At 10 TeV pCM energies, an extremely large number of Higgs bosons will be produced. As a result, these facilities will be able to further improve measurements of Higgs boson couplings, especially for rarer decays such as muon pairs or a Z boson and a photon, which furthers the mass reach to new particles well beyond that of the HL-LHC. 10 TeV colliders will also be the first opportunity to improve the measurement of the strength of the top quark-Higgs boson coupling after the HL-LHC, due to the high collision energy required. Overall, the precision on the Higgs couplings increases by an order of magnitude or more at a 10 TeV pCM collider compared to the HL-LHC achieving sub-percent level precision.
A unique aspect of a 10 TeV pCM collider is its potential to directly probe the causes of possible deviations in Higgs boson properties. At a Higgs factory, a deviation in the measured Higgs couplings would generally point to new physics outside the direct discovery reach of that collider. A 10 TeV pCM collider, on the other hand, would enable both precision measurements that illustrate indirect effects of new physics on Higgs properties and also direct discovery of the particles responsible.
Overall, 10 TeV pCM colliders have a broad search program with a high potential for observing additional Higgs bosons if they exist. They can also directly probe hidden sector physics through Higgs exotic decays. This and the broader science case for a 10 TeV pCM collider is discussed further in section 5.1.
3.2.5 –20-Year Vision

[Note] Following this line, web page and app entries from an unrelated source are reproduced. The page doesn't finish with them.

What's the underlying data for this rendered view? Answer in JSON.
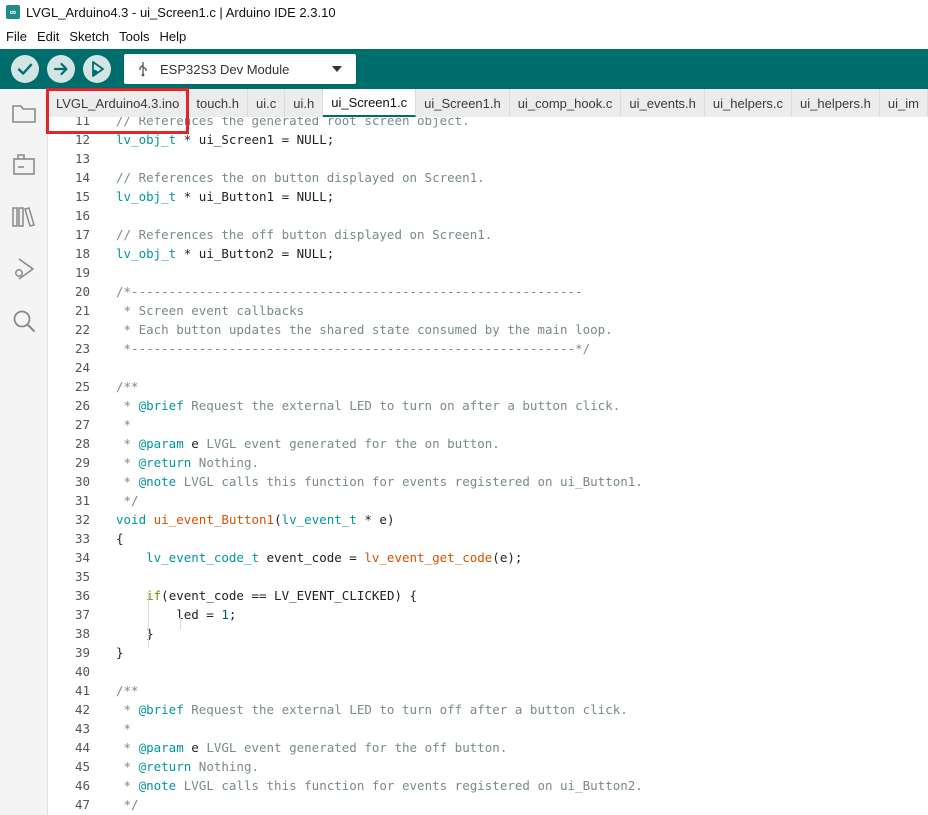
{
  "window": {
    "title": "LVGL_Arduino4.3 - ui_Screen1.c | Arduino IDE 2.3.10",
    "app_icon_glyph": "∞"
  },
  "menu": [
    "File",
    "Edit",
    "Sketch",
    "Tools",
    "Help"
  ],
  "toolbar": {
    "verify_icon": "check-icon",
    "upload_icon": "arrow-right-icon",
    "debug_icon": "debug-icon",
    "board": "ESP32S3 Dev Module"
  },
  "sidebar": [
    "folder-icon",
    "board-manager-icon",
    "library-icon",
    "debug-icon",
    "search-icon"
  ],
  "tabs": [
    {
      "label": "LVGL_Arduino4.3.ino",
      "active": false
    },
    {
      "label": "touch.h",
      "active": false
    },
    {
      "label": "ui.c",
      "active": false
    },
    {
      "label": "ui.h",
      "active": false
    },
    {
      "label": "ui_Screen1.c",
      "active": true
    },
    {
      "label": "ui_Screen1.h",
      "active": false
    },
    {
      "label": "ui_comp_hook.c",
      "active": false
    },
    {
      "label": "ui_events.h",
      "active": false
    },
    {
      "label": "ui_helpers.c",
      "active": false
    },
    {
      "label": "ui_helpers.h",
      "active": false
    },
    {
      "label": "ui_im",
      "active": false
    }
  ],
  "colors": {
    "accent": "#006d6d",
    "highlight": "#e0262b",
    "comment": "#7a8a8b",
    "type": "#00979d",
    "function": "#d35400",
    "keyword": "#728e00"
  },
  "code": [
    {
      "n": "11",
      "tokens": [
        [
          "c",
          "// References the generated root screen object."
        ]
      ]
    },
    {
      "n": "12",
      "tokens": [
        [
          "t",
          "lv_obj_t"
        ],
        [
          "p",
          " * ui_Screen1 = NULL;"
        ]
      ]
    },
    {
      "n": "13",
      "tokens": []
    },
    {
      "n": "14",
      "tokens": [
        [
          "c",
          "// References the on button displayed on Screen1."
        ]
      ]
    },
    {
      "n": "15",
      "tokens": [
        [
          "t",
          "lv_obj_t"
        ],
        [
          "p",
          " * ui_Button1 = NULL;"
        ]
      ]
    },
    {
      "n": "16",
      "tokens": []
    },
    {
      "n": "17",
      "tokens": [
        [
          "c",
          "// References the off button displayed on Screen1."
        ]
      ]
    },
    {
      "n": "18",
      "tokens": [
        [
          "t",
          "lv_obj_t"
        ],
        [
          "p",
          " * ui_Button2 = NULL;"
        ]
      ]
    },
    {
      "n": "19",
      "tokens": []
    },
    {
      "n": "20",
      "tokens": [
        [
          "c",
          "/*------------------------------------------------------------"
        ]
      ]
    },
    {
      "n": "21",
      "tokens": [
        [
          "c",
          " * Screen event callbacks"
        ]
      ]
    },
    {
      "n": "22",
      "tokens": [
        [
          "c",
          " * Each button updates the shared state consumed by the main loop."
        ]
      ]
    },
    {
      "n": "23",
      "tokens": [
        [
          "c",
          " *-----------------------------------------------------------*/"
        ]
      ]
    },
    {
      "n": "24",
      "tokens": []
    },
    {
      "n": "25",
      "tokens": [
        [
          "c",
          "/**"
        ]
      ]
    },
    {
      "n": "26",
      "tokens": [
        [
          "c",
          " * "
        ],
        [
          "t",
          "@brief"
        ],
        [
          "c",
          " Request the external LED to turn on after a button click."
        ]
      ]
    },
    {
      "n": "27",
      "tokens": [
        [
          "c",
          " *"
        ]
      ]
    },
    {
      "n": "28",
      "tokens": [
        [
          "c",
          " * "
        ],
        [
          "t",
          "@param"
        ],
        [
          "c",
          " "
        ],
        [
          "p",
          "e"
        ],
        [
          "c",
          " LVGL event generated for the on button."
        ]
      ]
    },
    {
      "n": "29",
      "tokens": [
        [
          "c",
          " * "
        ],
        [
          "t",
          "@return"
        ],
        [
          "c",
          " Nothing."
        ]
      ]
    },
    {
      "n": "30",
      "tokens": [
        [
          "c",
          " * "
        ],
        [
          "t",
          "@note"
        ],
        [
          "c",
          " LVGL calls this function for events registered on ui_Button1."
        ]
      ]
    },
    {
      "n": "31",
      "tokens": [
        [
          "c",
          " */"
        ]
      ]
    },
    {
      "n": "32",
      "tokens": [
        [
          "t",
          "void"
        ],
        [
          "p",
          " "
        ],
        [
          "f",
          "ui_event_Button1"
        ],
        [
          "p",
          "("
        ],
        [
          "t",
          "lv_event_t"
        ],
        [
          "p",
          " * e)"
        ]
      ]
    },
    {
      "n": "33",
      "tokens": [
        [
          "p",
          "{"
        ]
      ]
    },
    {
      "n": "34",
      "tokens": [
        [
          "p",
          "    "
        ],
        [
          "t",
          "lv_event_code_t"
        ],
        [
          "p",
          " event_code = "
        ],
        [
          "f",
          "lv_event_get_code"
        ],
        [
          "p",
          "(e);"
        ]
      ]
    },
    {
      "n": "35",
      "tokens": []
    },
    {
      "n": "36",
      "tokens": [
        [
          "p",
          "    "
        ],
        [
          "k",
          "if"
        ],
        [
          "p",
          "(event_code == LV_EVENT_CLICKED) {"
        ]
      ]
    },
    {
      "n": "37",
      "tokens": [
        [
          "p",
          "        led = "
        ],
        [
          "n",
          "1"
        ],
        [
          "p",
          ";"
        ]
      ]
    },
    {
      "n": "38",
      "tokens": [
        [
          "p",
          "    }"
        ]
      ]
    },
    {
      "n": "39",
      "tokens": [
        [
          "p",
          "}"
        ]
      ]
    },
    {
      "n": "40",
      "tokens": []
    },
    {
      "n": "41",
      "tokens": [
        [
          "c",
          "/**"
        ]
      ]
    },
    {
      "n": "42",
      "tokens": [
        [
          "c",
          " * "
        ],
        [
          "t",
          "@brief"
        ],
        [
          "c",
          " Request the external LED to turn off after a button click."
        ]
      ]
    },
    {
      "n": "43",
      "tokens": [
        [
          "c",
          " *"
        ]
      ]
    },
    {
      "n": "44",
      "tokens": [
        [
          "c",
          " * "
        ],
        [
          "t",
          "@param"
        ],
        [
          "c",
          " "
        ],
        [
          "p",
          "e"
        ],
        [
          "c",
          " LVGL event generated for the off button."
        ]
      ]
    },
    {
      "n": "45",
      "tokens": [
        [
          "c",
          " * "
        ],
        [
          "t",
          "@return"
        ],
        [
          "c",
          " Nothing."
        ]
      ]
    },
    {
      "n": "46",
      "tokens": [
        [
          "c",
          " * "
        ],
        [
          "t",
          "@note"
        ],
        [
          "c",
          " LVGL calls this function for events registered on ui_Button2."
        ]
      ]
    },
    {
      "n": "47",
      "tokens": [
        [
          "c",
          " */"
        ]
      ]
    }
  ]
}
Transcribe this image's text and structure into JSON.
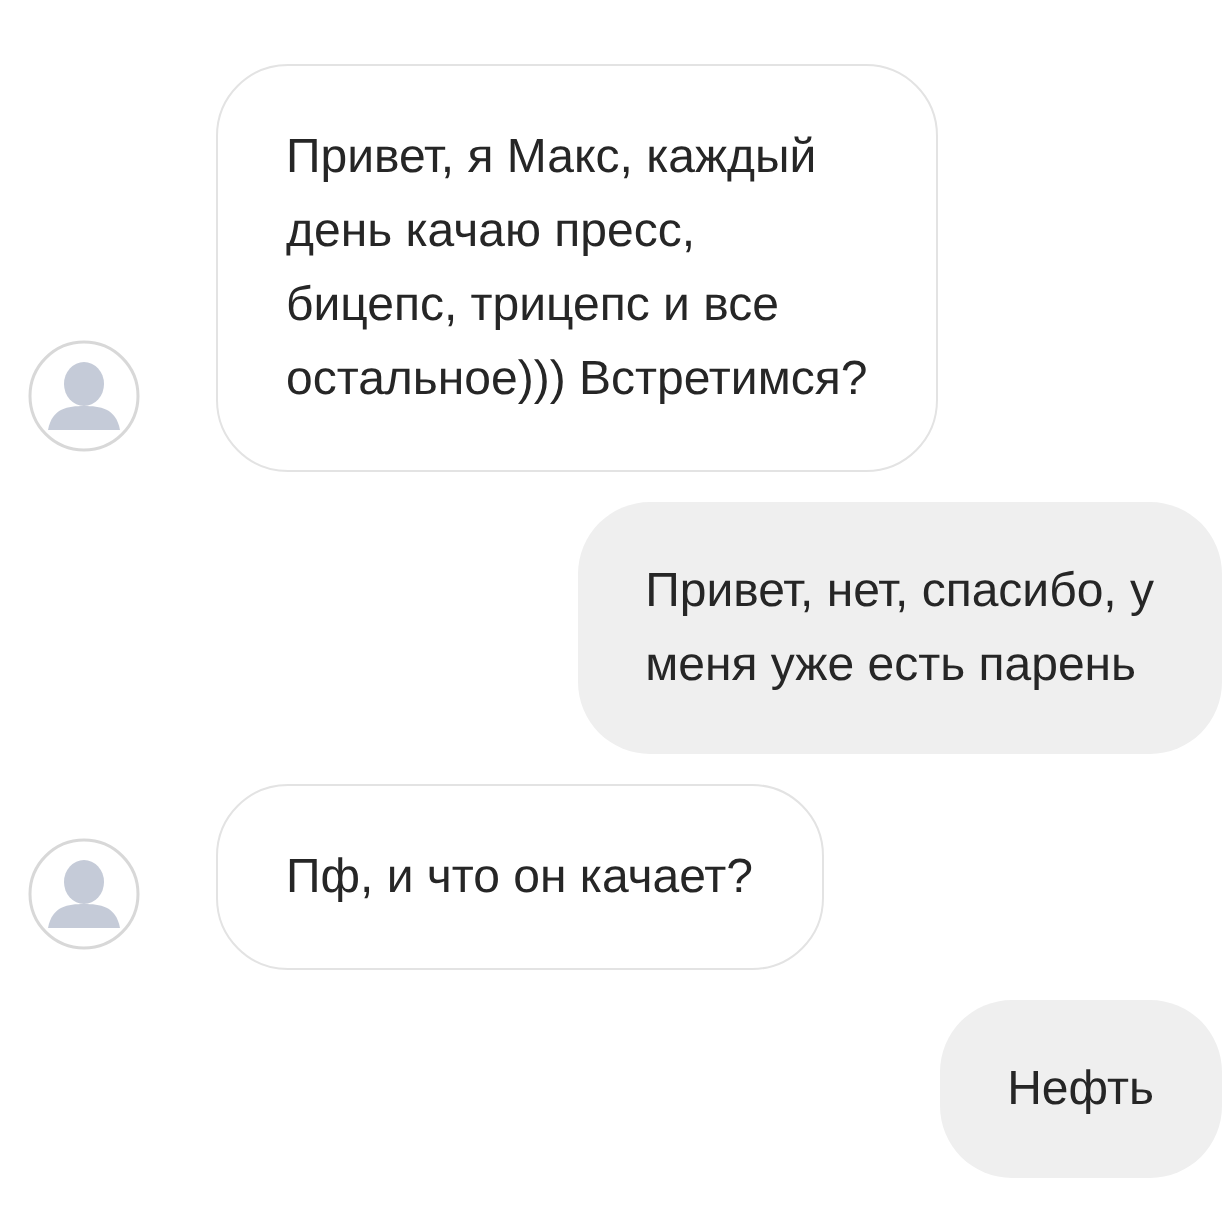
{
  "messages": [
    {
      "kind": "incoming",
      "text": "Привет, я Макс, каждый\nдень качаю пресс,\nбицепс, трицепс и все\nостальное))) Встретимся?"
    },
    {
      "kind": "outgoing",
      "text": "Привет, нет, спасибо, у\nменя уже есть парень"
    },
    {
      "kind": "incoming",
      "text": "Пф, и что он качает?"
    },
    {
      "kind": "outgoing",
      "text": "Нефть"
    }
  ]
}
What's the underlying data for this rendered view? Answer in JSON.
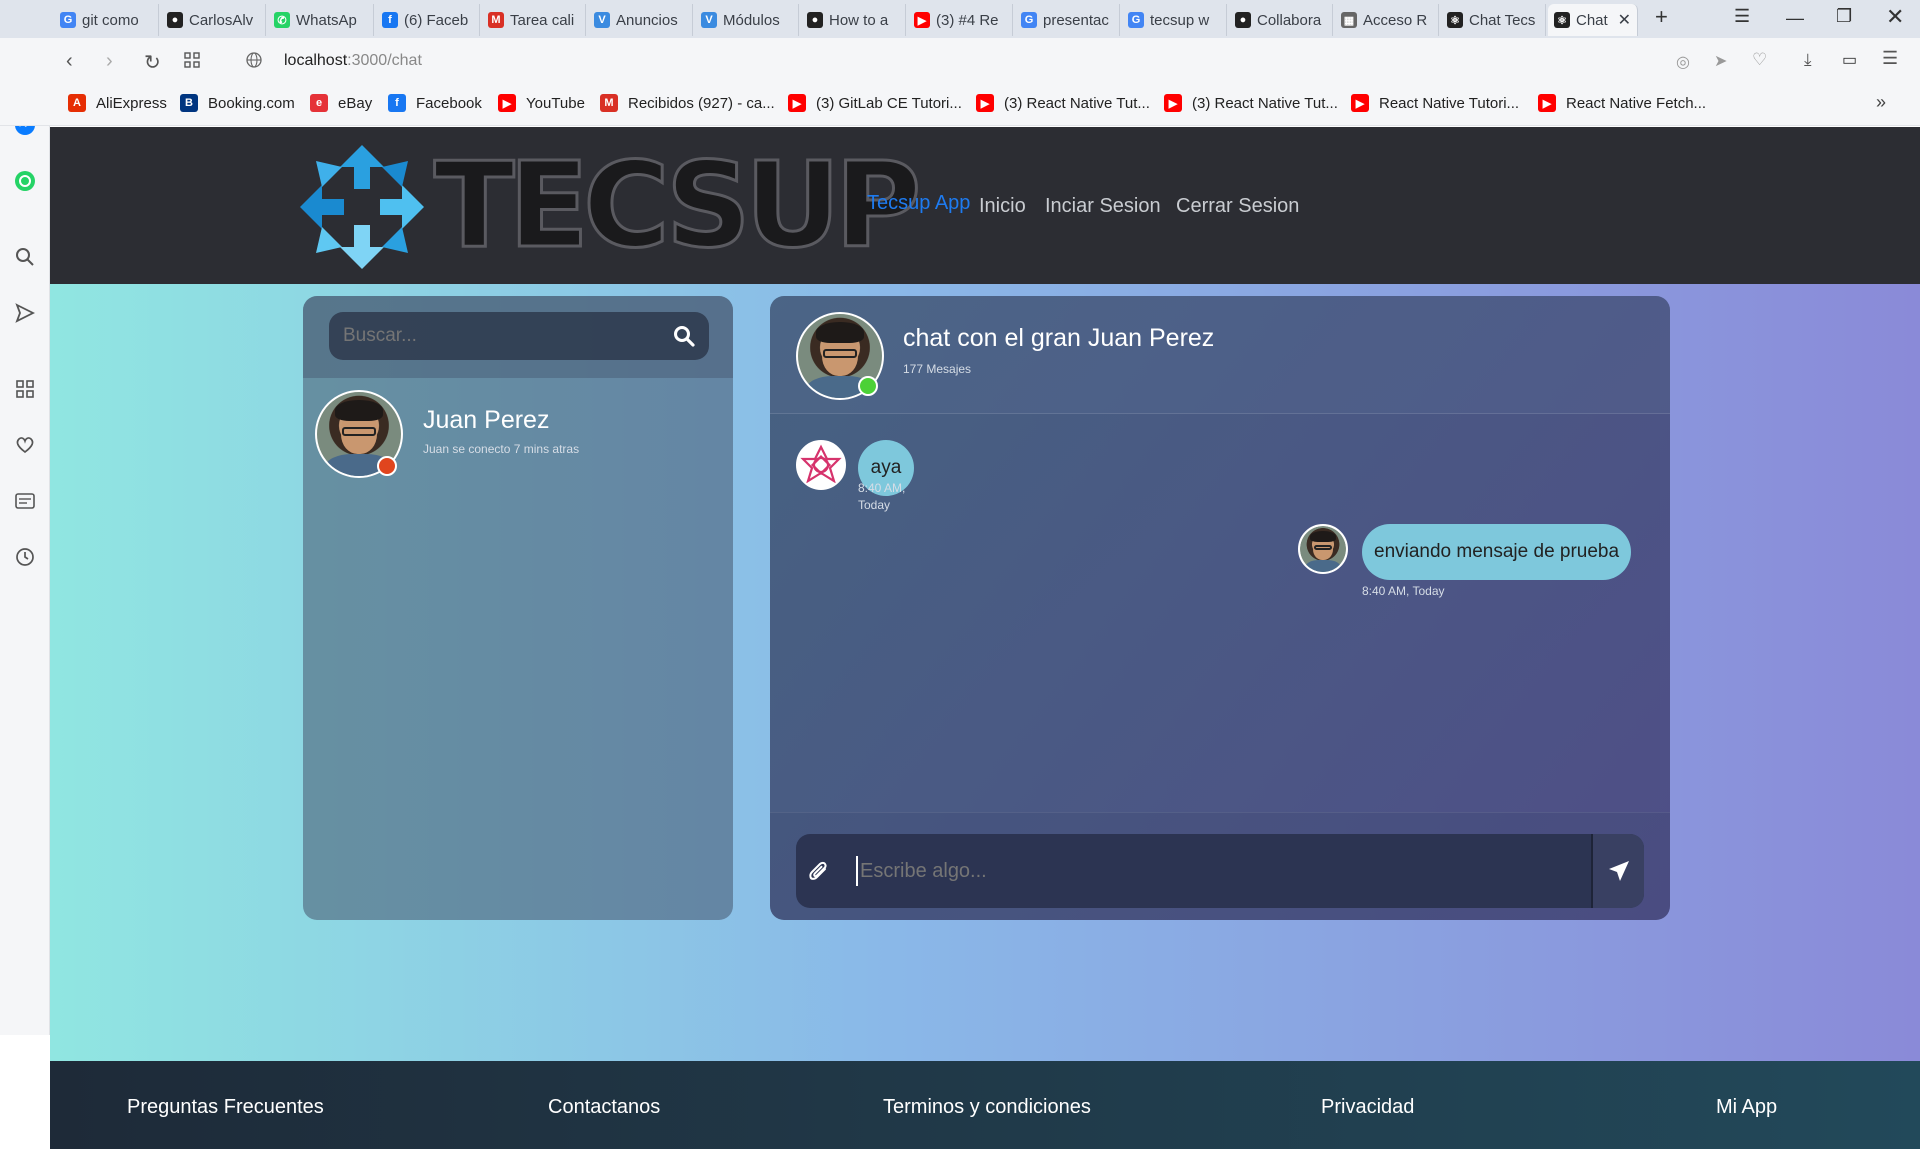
{
  "browser": {
    "tabs": [
      {
        "label": "git como",
        "icon": "google-icon",
        "color": "#4285f4"
      },
      {
        "label": "CarlosAlv",
        "icon": "github-icon",
        "color": "#222222"
      },
      {
        "label": "WhatsAp",
        "icon": "whatsapp-icon",
        "color": "#25d366"
      },
      {
        "label": "(6) Faceb",
        "icon": "facebook-icon",
        "color": "#1877f2"
      },
      {
        "label": "Tarea cali",
        "icon": "gmail-icon",
        "color": "#d93025"
      },
      {
        "label": "Anuncios",
        "icon": "v-icon",
        "color": "#3b8be0"
      },
      {
        "label": "Módulos",
        "icon": "v-icon",
        "color": "#3b8be0"
      },
      {
        "label": "How to a",
        "icon": "github-icon",
        "color": "#222222"
      },
      {
        "label": "(3) #4 Re",
        "icon": "youtube-icon",
        "color": "#ff0000"
      },
      {
        "label": "presentac",
        "icon": "google-icon",
        "color": "#4285f4"
      },
      {
        "label": "tecsup w",
        "icon": "google-icon",
        "color": "#4285f4"
      },
      {
        "label": "Collabora",
        "icon": "github-icon",
        "color": "#222222"
      },
      {
        "label": "Acceso R",
        "icon": "grid-icon",
        "color": "#666666"
      },
      {
        "label": "Chat Tecs",
        "icon": "react-icon",
        "color": "#222222"
      },
      {
        "label": "Chat",
        "icon": "react-icon",
        "color": "#222222"
      }
    ],
    "url_host": "localhost",
    "url_path": ":3000/chat",
    "bookmarks": [
      {
        "label": "AliExpress",
        "icon": "aliexpress-icon",
        "color": "#e62e04"
      },
      {
        "label": "Booking.com",
        "icon": "booking-icon",
        "color": "#003580"
      },
      {
        "label": "eBay",
        "icon": "ebay-icon",
        "color": "#e53238"
      },
      {
        "label": "Facebook",
        "icon": "facebook-icon",
        "color": "#1877f2"
      },
      {
        "label": "YouTube",
        "icon": "youtube-icon",
        "color": "#ff0000"
      },
      {
        "label": "Recibidos (927) - ca...",
        "icon": "gmail-icon",
        "color": "#d93025"
      },
      {
        "label": "(3) GitLab CE Tutori...",
        "icon": "youtube-icon",
        "color": "#ff0000"
      },
      {
        "label": "(3) React Native Tut...",
        "icon": "youtube-icon",
        "color": "#ff0000"
      },
      {
        "label": "(3) React Native Tut...",
        "icon": "youtube-icon",
        "color": "#ff0000"
      },
      {
        "label": "React Native Tutori...",
        "icon": "youtube-icon",
        "color": "#ff0000"
      },
      {
        "label": "React Native Fetch...",
        "icon": "youtube-icon",
        "color": "#ff0000"
      }
    ]
  },
  "nav": {
    "logo_text": "TECSUP",
    "brand": "Tecsup App",
    "links": [
      "Inicio",
      "Inciar Sesion",
      "Cerrar Sesion"
    ]
  },
  "contacts": {
    "search_placeholder": "Buscar...",
    "items": [
      {
        "name": "Juan Perez",
        "status": "Juan se conecto 7 mins atras",
        "online": false
      }
    ]
  },
  "chat": {
    "title": "chat con el gran Juan Perez",
    "count": "177 Mesajes",
    "messages": [
      {
        "text": "aya",
        "time": "8:40 AM, Today",
        "side": "received"
      },
      {
        "text": "enviando mensaje de prueba",
        "time": "8:40 AM, Today",
        "side": "sent"
      }
    ],
    "input_placeholder": "Escribe algo..."
  },
  "footer": {
    "links": [
      "Preguntas Frecuentes",
      "Contactanos",
      "Terminos y condiciones",
      "Privacidad",
      "Mi App"
    ]
  },
  "colors": {
    "navbar": "#2c2d33",
    "brand": "#1e7bf0",
    "offline_dot": "#e0451e",
    "online_dot": "#4cd137",
    "bubble": "#7ec8dc"
  }
}
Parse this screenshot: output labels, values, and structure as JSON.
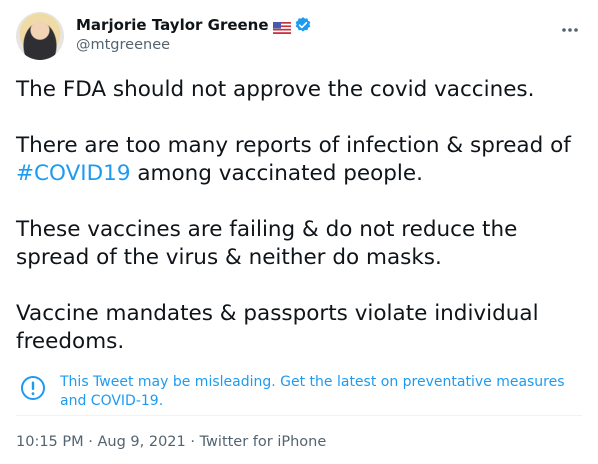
{
  "author": {
    "display_name": "Marjorie Taylor Greene",
    "handle": "@mtgreenee",
    "flag_icon": "us-flag-icon",
    "verified_icon": "verified-badge-icon",
    "verified_color": "#1d9bf0"
  },
  "tweet": {
    "line1": "The FDA should not approve the covid vaccines.",
    "line2_pre": "There are too many reports of infection & spread of ",
    "hashtag": "#COVID19",
    "line2_post": " among vaccinated people.",
    "line3": "These vaccines are failing & do not reduce the spread of the virus & neither do masks.",
    "line4": "Vaccine mandates & passports violate individual freedoms."
  },
  "notice": {
    "icon": "exclamation-circle-icon",
    "text": "This Tweet may be misleading. Get the latest on preventative measures and COVID-19."
  },
  "meta": {
    "time": "10:15 PM",
    "separator": " · ",
    "date": "Aug 9, 2021",
    "source": "Twitter for iPhone"
  },
  "colors": {
    "text": "#0f1419",
    "secondary": "#536471",
    "link": "#1d9bf0"
  }
}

In 20 years the HL-LHC program will be completed, a Higgs factory will be preparing to take data, and a vigorous R&D program will be paving the path to a 10 TeV pCM collider. Each of these projects will fill in the map of the Higgs boson’s behavior in complementary ways: The HL-LHC will deliver the first draft, the Higgs factory will provide incredible detail in key areas of the landscape, and the 10 TeV pCM collider will reveal the challenging heights of the Higgs boson’s interaction with itself.
Every refinement will provide an opportunity to test whether the Higgs boson does in fact give masses to other particles as expected, to determine if it is a fundamental object or in fact composed of other particles, to see if it has unexpected interactions, and to verify that it bootstraps its own mass as predicted by the Standard Model. These studies, propelled by advances in theory, and software and computing, will enable us to obtain a much clearer picture of the Higgs boson and a better understanding of how it has shaped our universe.
This roadmap relies on the design and construction of accelerators and detectors at the forefront of particle physics. The technology choices for achieving the Higgs factory and 10 TeV pCM collider goals need to be determined based on technical feasibility, cost-effectiveness, host site capacity, sustainability, and synergies with the demands of other science topics. The European Strategy for Particle Physics Update, which typically includes scientists and funding agency representatives from the US, is planned for later this decade and will be a milestone in the decision process. In this context, a separate panel (Recommendation 6) is recommended to provide additional guidance to the accelerator program.